It was ultimately determined that a Vietnamese child, Lory Nguyen; Jellian Cuartero, 5, and Mercedita Feliciano, 4, of the Philippines; and Junior Larry Hillblom, of Palau were fathered by Hillblom. In the final settlement, each of the four children received a gross payment of US$90 million, reduced to about US$50 million after taxes and fees, while the remaining US$240 million went to the Hillblom Foundation, which followed Hillblom's wishes and donated funds to University of California for medical research.
- Scurlock, James D. (2012). King Larry: The Life and Ruins of an American Billionaire Genius. New York: Scribner. ISBN 9781416589228.
- Troy, Stephen K. (February 8, 2011). "Special Delivery: Larry Hillblom". Business Biographies: Shaken, Not Stirred ... With a Twist. iUniverse. pp. 86–90. ISBN 978-1-4502-8326-7.
- Hookway, James (January 3, 2006). "A Vietnamese Hotel Gets Second Chance In 'Capital of Love'". WSJ. p. A1. Retrieved May 14, 2016.
- Smith, Matt (2000-04-05). "Ca$h for Genes". SF Weekly. Village Voice Media Holdings, LLC. Retrieved 2012-07-02.
- Robert Frank (March 20, 2000). "Settled Paternity Suit Makes A Millionaire Out of Junior Hillblom, Despite Downside". The Wall Street Journal. Retrieved 2 October 2016.
- MARY CURTIUS (May 20, 1999). "Asian Children Finally Get Part of $550-Million Estate". Los Angeles Times. Retrieved 2 October 2016.
- San Francisco Business Times, "The Week in Review", page 10, January 16, 1998.

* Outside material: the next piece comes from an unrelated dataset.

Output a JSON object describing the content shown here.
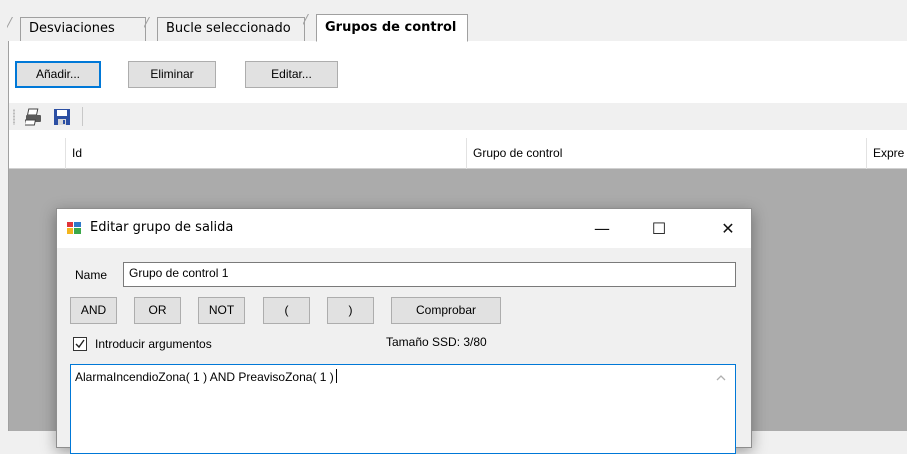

- Shadow Billionaire Archived 2011-11-27 at the Wayback Machine., Tribeca Film Festival, 2009
- Shadow Billionaire (2009) on IMDb